- By Thomas E. RicksThomas E. Ricks covered the U.S. military for the Washington Post from 2000 through 2008. He can be reached at firstname.lastname@example.org.
By Jim Gourley
Best Defense all-star team
Sometimes we can stare at a problem until we lose perspective of its framework. In the contemporary debates over drone warfare and domestic surveillance, all our focus is drawn to tangential arguments such as confirmation of signatures and posse comitatus, distracting us from essential fundamental considerations. How do the values of our armed forces inform their relationship to technology? How does our sense of moral obligation to allies and enemies extend into the virtual world and the conduct of cyber warfare? Just how reliant is society on the military for its security, and how reliant is the military on society for its dominance in innovative capacity? When does the balance of those needs necessitate the military’s influence on the direction of civilian society? These questions are somewhat esoteric, but they shape the underlying philosophy that guides our most important decisions.
They are also the ones that get shoved into the background of more immediate matters. That is what makes Corey Mead’s War Play such a brilliantly refreshing work. Though its subject, the history of the military’s use of video games, seems innocuous, Mead provides a revealing historical perspective that calls attention to its importance, benefits and consequences all at once. Like an actual video game, War Play gives the reader an opportunity to disconnect from “real world” concerns and enjoy viewing things in a lighter, more entertaining context. But also like its subject, War Play is much closer to the real thing than one might expect, and shows how the same dilemmas apply to both Stuxnet and “America’s Army.”

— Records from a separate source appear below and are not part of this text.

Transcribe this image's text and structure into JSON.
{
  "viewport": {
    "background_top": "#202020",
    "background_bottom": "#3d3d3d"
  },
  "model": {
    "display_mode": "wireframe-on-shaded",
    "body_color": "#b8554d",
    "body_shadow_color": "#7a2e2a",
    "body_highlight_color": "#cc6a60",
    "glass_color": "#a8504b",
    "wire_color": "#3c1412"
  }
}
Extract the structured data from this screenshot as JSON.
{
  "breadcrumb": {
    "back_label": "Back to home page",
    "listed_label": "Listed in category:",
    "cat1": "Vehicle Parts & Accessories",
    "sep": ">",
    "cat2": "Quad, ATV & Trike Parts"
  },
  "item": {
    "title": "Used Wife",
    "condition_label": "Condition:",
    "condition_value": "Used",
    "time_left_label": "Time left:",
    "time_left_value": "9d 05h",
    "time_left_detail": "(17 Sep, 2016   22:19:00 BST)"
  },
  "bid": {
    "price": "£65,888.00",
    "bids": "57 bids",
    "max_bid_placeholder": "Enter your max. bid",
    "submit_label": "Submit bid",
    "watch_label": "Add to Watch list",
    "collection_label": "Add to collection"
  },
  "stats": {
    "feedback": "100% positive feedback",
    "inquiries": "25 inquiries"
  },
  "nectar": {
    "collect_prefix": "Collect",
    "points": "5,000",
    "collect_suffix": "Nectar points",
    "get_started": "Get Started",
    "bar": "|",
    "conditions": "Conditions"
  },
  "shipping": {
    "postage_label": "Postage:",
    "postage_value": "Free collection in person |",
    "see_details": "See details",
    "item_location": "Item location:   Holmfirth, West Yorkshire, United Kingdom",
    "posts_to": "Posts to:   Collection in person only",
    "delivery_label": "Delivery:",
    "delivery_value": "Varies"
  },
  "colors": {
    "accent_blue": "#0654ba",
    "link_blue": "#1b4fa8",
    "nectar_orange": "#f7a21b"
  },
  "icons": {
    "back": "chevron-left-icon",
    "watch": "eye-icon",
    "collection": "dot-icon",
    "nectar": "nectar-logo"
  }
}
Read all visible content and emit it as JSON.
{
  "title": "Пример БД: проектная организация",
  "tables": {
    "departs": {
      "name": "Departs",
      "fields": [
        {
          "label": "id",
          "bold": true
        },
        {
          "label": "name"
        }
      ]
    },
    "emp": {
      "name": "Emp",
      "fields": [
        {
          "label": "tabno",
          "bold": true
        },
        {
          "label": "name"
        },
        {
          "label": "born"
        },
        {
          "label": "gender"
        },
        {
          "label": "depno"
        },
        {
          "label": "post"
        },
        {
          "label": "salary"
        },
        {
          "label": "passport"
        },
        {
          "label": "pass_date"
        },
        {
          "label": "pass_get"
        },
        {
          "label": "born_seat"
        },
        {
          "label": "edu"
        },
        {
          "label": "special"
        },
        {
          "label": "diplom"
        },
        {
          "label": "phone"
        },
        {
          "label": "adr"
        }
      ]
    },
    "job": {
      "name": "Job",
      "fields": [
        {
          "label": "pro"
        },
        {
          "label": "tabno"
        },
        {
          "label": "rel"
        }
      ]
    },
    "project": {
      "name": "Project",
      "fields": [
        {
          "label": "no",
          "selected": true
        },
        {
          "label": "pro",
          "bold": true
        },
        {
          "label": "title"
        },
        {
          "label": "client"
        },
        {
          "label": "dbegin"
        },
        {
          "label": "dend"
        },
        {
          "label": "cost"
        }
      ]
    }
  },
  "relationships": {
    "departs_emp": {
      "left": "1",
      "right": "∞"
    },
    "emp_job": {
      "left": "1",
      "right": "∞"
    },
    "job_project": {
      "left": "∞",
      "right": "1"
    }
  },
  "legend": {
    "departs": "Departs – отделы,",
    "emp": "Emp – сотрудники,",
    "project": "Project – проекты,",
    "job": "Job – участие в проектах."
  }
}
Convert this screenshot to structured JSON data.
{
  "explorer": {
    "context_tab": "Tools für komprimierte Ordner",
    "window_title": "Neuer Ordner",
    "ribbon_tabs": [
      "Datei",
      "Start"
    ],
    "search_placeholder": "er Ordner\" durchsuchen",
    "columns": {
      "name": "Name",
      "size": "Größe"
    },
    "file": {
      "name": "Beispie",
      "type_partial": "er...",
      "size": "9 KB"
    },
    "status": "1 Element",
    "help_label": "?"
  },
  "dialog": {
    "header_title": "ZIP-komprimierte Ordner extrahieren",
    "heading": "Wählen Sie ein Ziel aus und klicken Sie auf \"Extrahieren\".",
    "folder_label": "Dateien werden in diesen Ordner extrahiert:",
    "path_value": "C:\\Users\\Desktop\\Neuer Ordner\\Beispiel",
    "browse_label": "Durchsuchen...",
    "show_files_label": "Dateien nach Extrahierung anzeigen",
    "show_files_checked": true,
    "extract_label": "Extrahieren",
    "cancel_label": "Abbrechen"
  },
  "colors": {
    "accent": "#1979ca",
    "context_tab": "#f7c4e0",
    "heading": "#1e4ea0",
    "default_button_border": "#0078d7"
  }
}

At a svelte 198 pages, this book wastes no time with extraneous commentary. From the beginning, Mead launches into the history of the military’s and video game industry’s influence on each other. Interestingly, this relationship begins with the military’s long-running involvement in the American education system. He paints a picture of a large governmental agency that created numerous materials and programs for war that were repurposed into highly successful civilian applications. That agency in turn often uses those products as leverage to access potential service members, both for the purpose of recruitment and educational preparation. According to Mead, it began when George Washington initiated a literacy program in Valley Forge using the Bible as its textbook, and continues today as the military introduces video simulations of firing ranges and missile launchers to schools to help with physics– and put military-themed materials in front of kids in schools that are otherwise hostile to recruiters.
Perhaps the most revelatory part of the book is the section Mead dedicates exclusively to the video game “America’s Army.” From the genesis of its concept, to the bitter arguments from military programmers that emphasizing Army values would make the game unappealing to kids and efforts by the Pentagon to defund it, to its achievement as the greatest recruiting tool in Army history and further commercial success, Mead uses the story of this single game as a microcosm of his entire narrative, and by proxy for the military’s relationship with technology as it enters the 21st century.
The work is not without its flaws. At times Mead leaps to conclusions outside the concern of his primary theses and without substantiating evidence. He claims more than once that the modern video game industry would not be as sophisticated or large as it is were it not for the enormous amount of patronage it received from the military. It’s a bit of a reach without any consideration of other forces in the game industry, like a certain Italian plumber from Japan. Likewise, Mead is given to singing the praises of the modern gamer-cum-soldier rather than scrutinizing him. He discusses the psychological advantages a gamer has in the modern dynamic battlefield environment — multitasking, greater ability to think quickly and filter sensory input– only in the context of actual hostilities. He does not question whether a gamer-warrior is more or less adept at the more common tasks associated with COIN.
But these are momentary lapses. In the grand scheme of the work, Mead never forgets that the important items are those that connect games to every other defense-related tech endeavor. He drives this message home when he pivots on a quotation from Orson Scott Card’s masterpiece Ender’s Game, acknowledging the dilemma that arises when we make games more like war, war more like games, and encourage children to play games all at once. Like many other technological enterprises within the Defense Department, the history of games’ successes and failures is haphazard and demonstrates a lack of a cohesive strategy aimed at clear objectives, making the future vulnerable and the military its own worst enemy. This is War Play ‘s greatest achievemen t– an examination of a process unblemished by debates attached to the product. In that regard, it may be as valuable to the present state of controversial technologies as it is prescient of future ones.